Atascadero settlements costing taxpayers
April 26, 2011
An impending $1.9 million budget shortfall has several former Atascadero officials questioning the city’s alleged mismanagement of its police department which has resulted in more than a half million dollars in controversial personnel settlements.
“Its clear that the city manager, the city clerk and the city attorney are trying to obfuscate the issues surrounding the expenditure of thousands of tax dollars toward employee settlements, but I believe and am resolved in demanding that they answer to the public,” said former Atascadero mayor Mike Brennler.
The city of about 27,000 people has paid more than $550,000 in settlements to four former city law enforcement officers because of an array of controversial situations which have largely been hidden from the public, according to city settlement agreements and financial records.
In addition, Atascadero has also paid more than $100,000 for paid administrative leave while these city and law enforcement disputes were being addressed.
In January, City Manager Wade McKinney asked former Atascadero Police Chief Jim Mulhall to resign or face termination. Mulhall’s inside knowledge of the inner workings of the city apparently saved him from being fired without compensation.
As part of Mulhall’s 2007 employment agreement, if fired for cause Mulhall would not be entitled to any severance pay or compensation. If terminated without cause, the city would be required to pay him severance pay equal to six months pay and benefits, approximately $99,000.
In the end, both sides agreed on a settlement contract that said the parties wished to amicably sever Mulhall’s employment with both parties agreeing not to “disparage” the other verbally or in writing unless forced to do so by a court order. The agreement also says the city is to pay Mulhall $126,000 within five business days, according to city documents.
However, the city paid Mulhall $161,000 for agreeing to its privacy demands and his promise not to sue in the future. The payout included settlement, vacation time, unused holidays and administrative leave.

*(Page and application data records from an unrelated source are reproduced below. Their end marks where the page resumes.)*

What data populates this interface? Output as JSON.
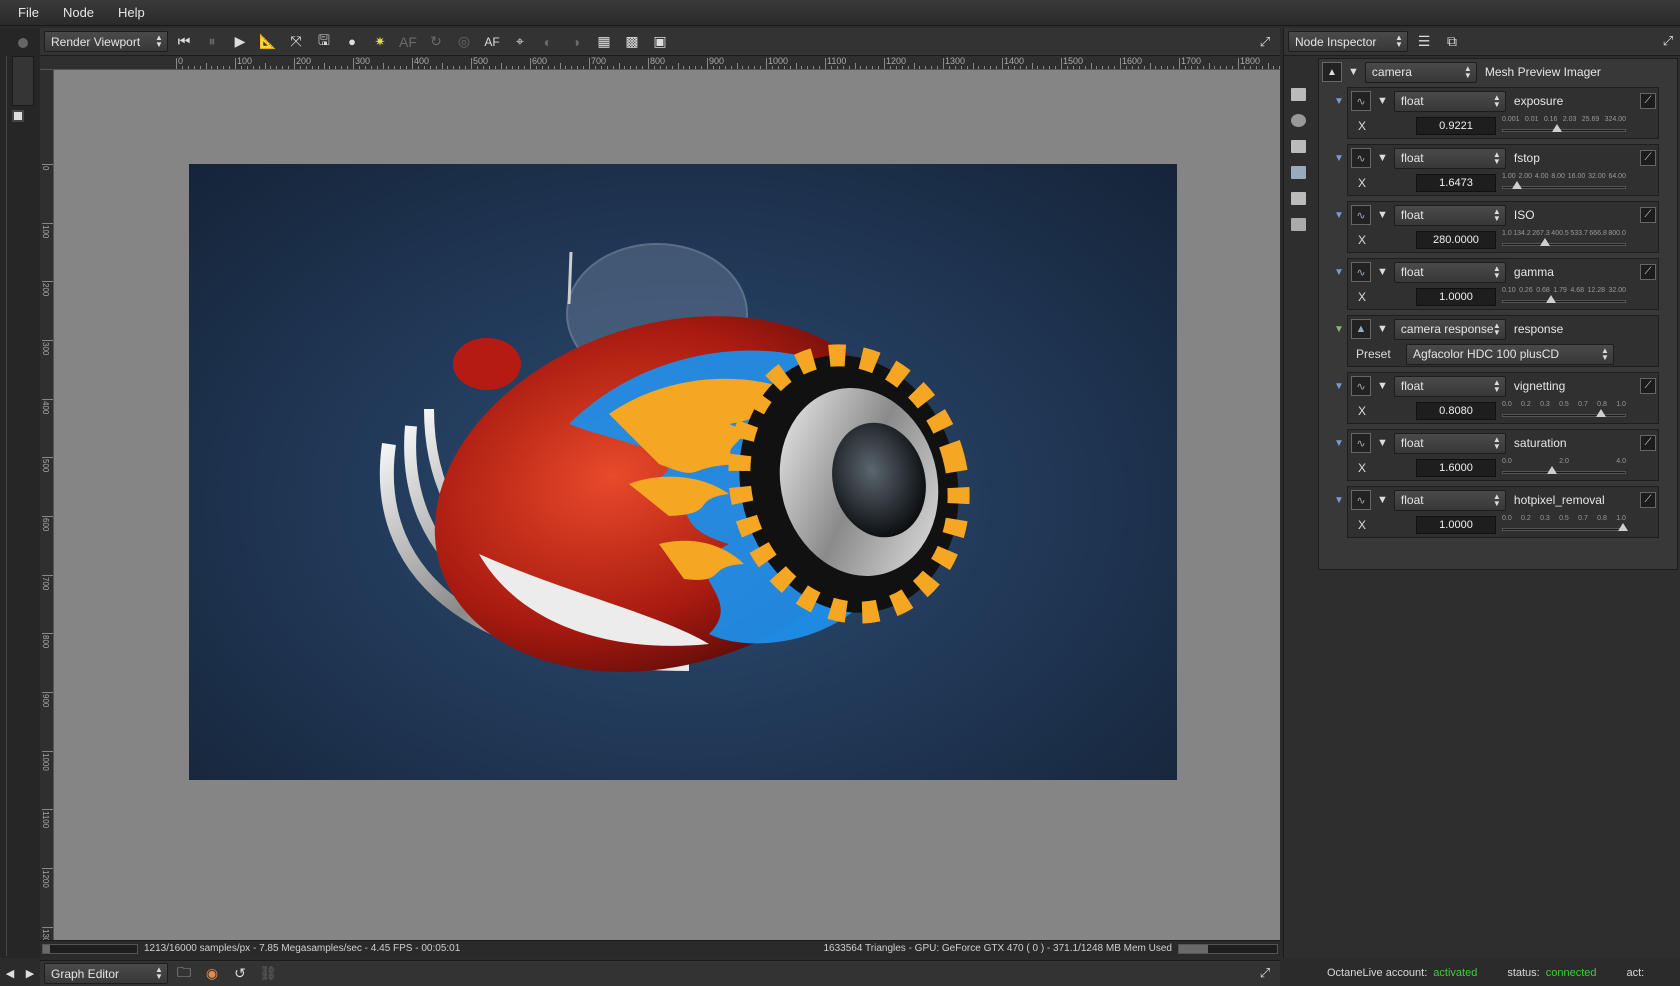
{
  "menu": [
    "File",
    "Node",
    "Help"
  ],
  "viewport": {
    "combo": "Render Viewport",
    "af_label": "AF",
    "ruler_h": [
      "0",
      "100",
      "200",
      "300",
      "400",
      "500",
      "600",
      "700",
      "800",
      "900",
      "1000",
      "1100",
      "1200",
      "1300",
      "1400",
      "1500",
      "1600",
      "1700",
      "1800"
    ],
    "ruler_v": [
      "0",
      "100",
      "200",
      "300",
      "400",
      "500",
      "600",
      "700",
      "800",
      "900",
      "1000",
      "1100",
      "1200",
      "1300"
    ],
    "status_left": "1213/16000 samples/px - 7.85 Megasamples/sec - 4.45 FPS - 00:05:01",
    "status_right": "1633564 Triangles - GPU: GeForce GTX 470 ( 0 ) - 371.1/1248 MB Mem Used",
    "sample_progress": 0.076,
    "mem_progress": 0.3
  },
  "graph_editor": {
    "combo": "Graph Editor"
  },
  "inspector": {
    "combo": "Node Inspector",
    "root_type": "camera",
    "root_name": "Mesh Preview Imager",
    "params": [
      {
        "type": "float",
        "name": "exposure",
        "axis": "X",
        "value": "0.9221",
        "ticks": "0.001 0.01 0.16 2.03 25.69 324.00",
        "pos": 0.44
      },
      {
        "type": "float",
        "name": "fstop",
        "axis": "X",
        "value": "1.6473",
        "ticks": "1.00 2.00 4.00 8.00 16.00 32.00 64.00",
        "pos": 0.1
      },
      {
        "type": "float",
        "name": "ISO",
        "axis": "X",
        "value": "280.0000",
        "ticks": "1.0 134.2 267.3 400.5 533.7 666.8 800.0",
        "pos": 0.34
      },
      {
        "type": "float",
        "name": "gamma",
        "axis": "X",
        "value": "1.0000",
        "ticks": "0.10 0.26 0.68 1.79 4.68 12.28 32.00",
        "pos": 0.39
      },
      {
        "type": "camera response",
        "name": "response",
        "axis": "Preset",
        "value": "Agfacolor HDC 100 plusCD"
      },
      {
        "type": "float",
        "name": "vignetting",
        "axis": "X",
        "value": "0.8080",
        "ticks": "0.0 0.2 0.3 0.5 0.7 0.8 1.0",
        "pos": 0.81
      },
      {
        "type": "float",
        "name": "saturation",
        "axis": "X",
        "value": "1.6000",
        "ticks": "0.0 2.0 4.0",
        "pos": 0.4
      },
      {
        "type": "float",
        "name": "hotpixel_removal",
        "axis": "X",
        "value": "1.0000",
        "ticks": "0.0 0.2 0.3 0.5 0.7 0.8 1.0",
        "pos": 1.0
      }
    ]
  },
  "footer": {
    "account_label": "OctaneLive account:",
    "account_value": "activated",
    "status_label": "status:",
    "status_value": "connected",
    "act_label": "act:"
  },
  "colors": {
    "accent_green": "#39d12f",
    "render_bg": "#1f3656",
    "canvas_bg": "#858585"
  }
}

When asked how the city came to the $161,000 severance, Marcia Torgerson, city clerk and assistant to the city manager, said that it was a personnel matter and refused to explain.
In another contentious settlement agreement in 2009, the city agreed to pay Lt. Carole Robinson $262,894 following a reverse discrimination claim that embroiled the department in controversy for almost a year.

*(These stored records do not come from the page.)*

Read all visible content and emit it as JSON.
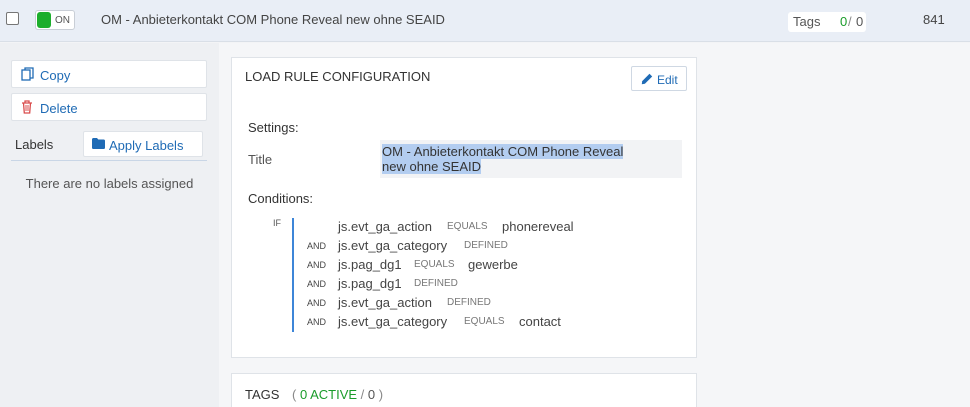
{
  "header": {
    "toggle_label": "ON",
    "rule_title": "OM - Anbieterkontakt COM Phone Reveal new ohne SEAID",
    "tags_label": "Tags",
    "tags_active": "0",
    "tags_sep": "/",
    "tags_total": "0",
    "rule_id": "841"
  },
  "sidebar": {
    "copy_label": "Copy",
    "delete_label": "Delete",
    "labels_label": "Labels",
    "apply_labels": "Apply Labels",
    "no_labels": "There are no labels assigned"
  },
  "config": {
    "panel_title": "LOAD RULE CONFIGURATION",
    "edit_label": "Edit",
    "settings_heading": "Settings:",
    "title_label": "Title",
    "title_line1": "OM - Anbieterkontakt COM Phone Reveal",
    "title_line2": "new ohne SEAID",
    "conditions_heading": "Conditions:",
    "if_label": "IF",
    "conditions": [
      {
        "op": "",
        "var": "js.evt_ga_action",
        "cmp": "EQUALS",
        "val": "phonereveal"
      },
      {
        "op": "AND",
        "var": "js.evt_ga_category",
        "cmp": "DEFINED",
        "val": ""
      },
      {
        "op": "AND",
        "var": "js.pag_dg1",
        "cmp": "EQUALS",
        "val": "gewerbe"
      },
      {
        "op": "AND",
        "var": "js.pag_dg1",
        "cmp": "DEFINED",
        "val": ""
      },
      {
        "op": "AND",
        "var": "js.evt_ga_action",
        "cmp": "DEFINED",
        "val": ""
      },
      {
        "op": "AND",
        "var": "js.evt_ga_category",
        "cmp": "EQUALS",
        "val": "contact"
      }
    ]
  },
  "tags_panel": {
    "title": "TAGS",
    "open_paren": "(",
    "active": "0 ACTIVE",
    "sep": "/",
    "total": "0",
    "close_paren": ")"
  },
  "colors": {
    "accent": "#1f6bb5",
    "toggle_on": "#1cae2c",
    "active_green": "#1a9c2a",
    "condition_bar": "#3d86d8",
    "selection": "#b3cdf0"
  }
}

In 2008, a group of white male officers alleged Robinson promoted her live-in police officer girlfriend while passing over more qualified men on the force. Robinson, with more than 20 years under her belt, was the department’s longest-serving officer and had maintained an unblemished record.

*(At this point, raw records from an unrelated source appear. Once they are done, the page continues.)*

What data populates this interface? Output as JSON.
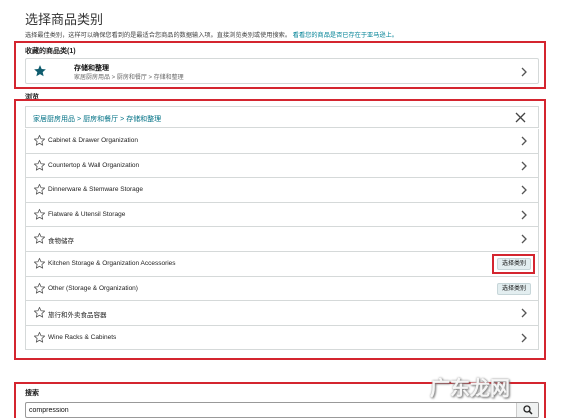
{
  "header": {
    "title": "选择商品类别",
    "intro_text": "选择最佳类别，这样可以确保您看到的是最适合您商品的数据输入项。直接浏览类别或使用搜索。",
    "intro_link": "看看您的商品是否已存在于亚马逊上。"
  },
  "favorites": {
    "label": "收藏的商品类(1)",
    "item": {
      "name": "存储和整理",
      "path": "家居厨房用品 > 厨房和餐厅 > 存储和整理"
    }
  },
  "browse": {
    "label": "浏览",
    "breadcrumb": [
      "家居厨房用品",
      "厨房和餐厅",
      "存储和整理"
    ],
    "items": [
      {
        "label": "Cabinet & Drawer Organization",
        "action": "chevron"
      },
      {
        "label": "Countertop & Wall Organization",
        "action": "chevron"
      },
      {
        "label": "Dinnerware & Stemware Storage",
        "action": "chevron"
      },
      {
        "label": "Flatware & Utensil Storage",
        "action": "chevron"
      },
      {
        "label": "食物储存",
        "action": "chevron"
      },
      {
        "label": "Kitchen Storage & Organization Accessories",
        "action": "select",
        "button": "选择类别"
      },
      {
        "label": "Other (Storage & Organization)",
        "action": "select",
        "button": "选择类别"
      },
      {
        "label": "旅行和外卖食品容器",
        "action": "chevron"
      },
      {
        "label": "Wine Racks & Cabinets",
        "action": "chevron"
      }
    ]
  },
  "search": {
    "label": "搜索",
    "value": "compression"
  },
  "watermark": "广东龙网",
  "colors": {
    "highlight_border": "#d4252f",
    "link": "#007185",
    "select_button": "#e3eef0"
  }
}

When McKinney hired new Police Chief Mulhall in early 2008, Mulhall was instructed to start an immediate internal investigation into the matter. Mulhall eventually ordered one of the two officers, labeled lesbians, to resign.
Neither complied and Robinson retained San Luis Obispo based attorney Jeffrey Stulberg to represent her while the two officers remained on paid administrative leave for nearly six months.
At a November 11 mediation to discuss Robinson’s situation, the city was rebuked for its behavior and told to fork out the sizeable sum to Robinson.
A few months later, Police Sergeant Brian Dana filed a grievance after he wasn’t promoted to Robinson’s former police lieutenant position. City officials placed Dana on paid administrative leave in May 2009 after asking him to resign.
In the end, the city agreed to pay Dana $65,000 for pain and suffering and accrued sick and vacation time under a severance agreement. Again, in order to receive a settlement the employee would have to keep quiet about problems in the department.
Another controversial settlement is the city’s 2004 resignation agreement with former chief of police Dennis Hegwood following allegations of rape, of which he was subsequently cleared. It was later determined he had consensual sex with a business acquaintance’s wife while on city time.
After first asking him to stay, city officials determined Hegwood should resign because ‘he had lost his moral authority,” and agreed to support Hegwood’s plan to apply for industrial disability, according to the resignation agreement.
In addition, Hegwood’s sick day payout is inconsistent with the city’s own resolution which states that after five years of continuous service, employees are eligible for 50 percent of non-used sick leave.
However, when Hegwood left the city paid him for every available sick day since his date of hire which amounted to $30,000. His total payout for health benefits, sick and vacation leave was $64,650.
When asked to explain why the city went against its own resolution and paid Hegwood for 100 percent of his possible sick days, Torgerson said it was a personnel issue and the city is not required to divulge how it came to the amount.
“In a time when the city is faced with a huge deficit these payouts are very painful and the public has a right to question why the city manager has authorized the payouts,” Brennler said. “Certainly his management style should come under public scrutiny.”